  18. Srinivasan RS, Dillard ME, Lagutin OV, Lin FJ, Tsai S, Tsai MJ, Samokhvalov IM, Oliver G (2007) Lineage tracing demonstrates the venous origin of the mammalian lymphatic vasculature. Genes Dev 21:2422–2432CrossRefPubMedGoogle Scholar
  19. Stacey RA, Aalen RB (1998) Identification of sequence homology between the internal hydrophilic repeated motifs of group 1 late-embryogenesis-abundant proteins in plants and hydrophilic repeats of the general stress protein GsiB of Bacillus Subtilis. Planta 206:476–478CrossRefGoogle Scholar
  20. Tahvanainen J, Kallonen T, Lahteenmaki H, Heiskanen KM, Westermarck J, Rao KVS, Lahesmaa R (2009) PRELI is a mitochondrial regulator of human primary T helper cell apoptosis, STAT6 and Th2 cell differentiation. Blood 113:1268–1277CrossRefPubMedGoogle Scholar
  21. Takada S, Paulsen M, Tevendale M, Tsai CE, Kelsey G, Cattanach BM, Ferguson-Smith AC (2002) Epigenetic analysis of the Dlk1-Gtl2 imprinted domain on mouse chromosome 12: implications for imprinting control from comparison with Igf2-H19. Hum Mol Genet 11:77–86CrossRefPubMedGoogle Scholar
  22. Takeuchi M, Sekiguchi T, Hara T, Kinoshita T, Miyajima A (2002) Cultivation of aorta-gonad-mesonephros- derived hematopoietic stem cells in the fetal liver microenvironment amplifies long-term repopulating activity and enhances engraftment to the bone marrow. Blood 99:1190–1196CrossRefPubMedGoogle Scholar
  23. Tamura Y, Endo T, Iijima M, Sesaki H (2009) Ups1p and Ups2p antagonistically regulate cardiolipin metabolism in mitochondria. J Cell Biol 185:1029–1045CrossRefPubMedGoogle Scholar
  24. Wu Q, Kumagai T, Kawahara M, Ogawa H, Hiura H, Obata Y, Takano R, Kono T (2006) Regulated expression of two sets of paternally imprinted genes is necessary for mouse parthenogenetic development to term. Reproduction 131:481–488CrossRefPubMedGoogle Scholar
  25. Zuccotti M, Monk M (1995) Methylation of the mouse Xist gene in sperm and eggs correlates with imprinted Xist expression and paternal X-inactivation. Nat Genet 9:316–320CrossRefPubMedGoogle Scholar
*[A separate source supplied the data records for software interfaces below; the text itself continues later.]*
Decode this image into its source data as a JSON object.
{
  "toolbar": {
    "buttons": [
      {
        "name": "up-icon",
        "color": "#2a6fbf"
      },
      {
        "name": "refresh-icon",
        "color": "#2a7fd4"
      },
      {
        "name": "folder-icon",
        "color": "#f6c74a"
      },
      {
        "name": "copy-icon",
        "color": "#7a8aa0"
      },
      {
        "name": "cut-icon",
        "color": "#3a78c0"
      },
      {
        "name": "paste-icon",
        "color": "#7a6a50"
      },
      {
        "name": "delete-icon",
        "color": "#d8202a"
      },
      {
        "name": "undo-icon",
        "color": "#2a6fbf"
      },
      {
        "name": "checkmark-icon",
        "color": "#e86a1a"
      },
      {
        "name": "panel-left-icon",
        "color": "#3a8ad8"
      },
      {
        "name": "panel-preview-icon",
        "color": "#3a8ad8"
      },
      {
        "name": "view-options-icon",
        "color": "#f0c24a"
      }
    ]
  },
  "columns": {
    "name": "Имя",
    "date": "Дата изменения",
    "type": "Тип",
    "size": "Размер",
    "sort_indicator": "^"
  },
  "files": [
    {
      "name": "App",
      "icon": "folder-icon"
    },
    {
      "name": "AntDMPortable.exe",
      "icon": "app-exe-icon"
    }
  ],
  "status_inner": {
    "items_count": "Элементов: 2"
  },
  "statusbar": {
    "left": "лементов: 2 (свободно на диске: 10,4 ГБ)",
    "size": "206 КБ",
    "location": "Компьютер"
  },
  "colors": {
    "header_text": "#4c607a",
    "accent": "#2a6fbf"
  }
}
Copyright information

© Springer Science+Business Media B.V. 2009

Authors and Affiliations

  • Mengya Gao
    • 1
  • Qi Liu
    • 1
  • Fengwei Zhang
    • 1
  • Zhengbin Han
    • 1
  • Tiantian Gu
    • 1
  • Weiming Tian
    • 1
  • Yan Chen
    • 1
  • Qiong Wu
    • 1
  1. 1.Department of Life Science and EngineeringHarbin Institute of TechnologyHeilongjiangChina

Personalised recommendations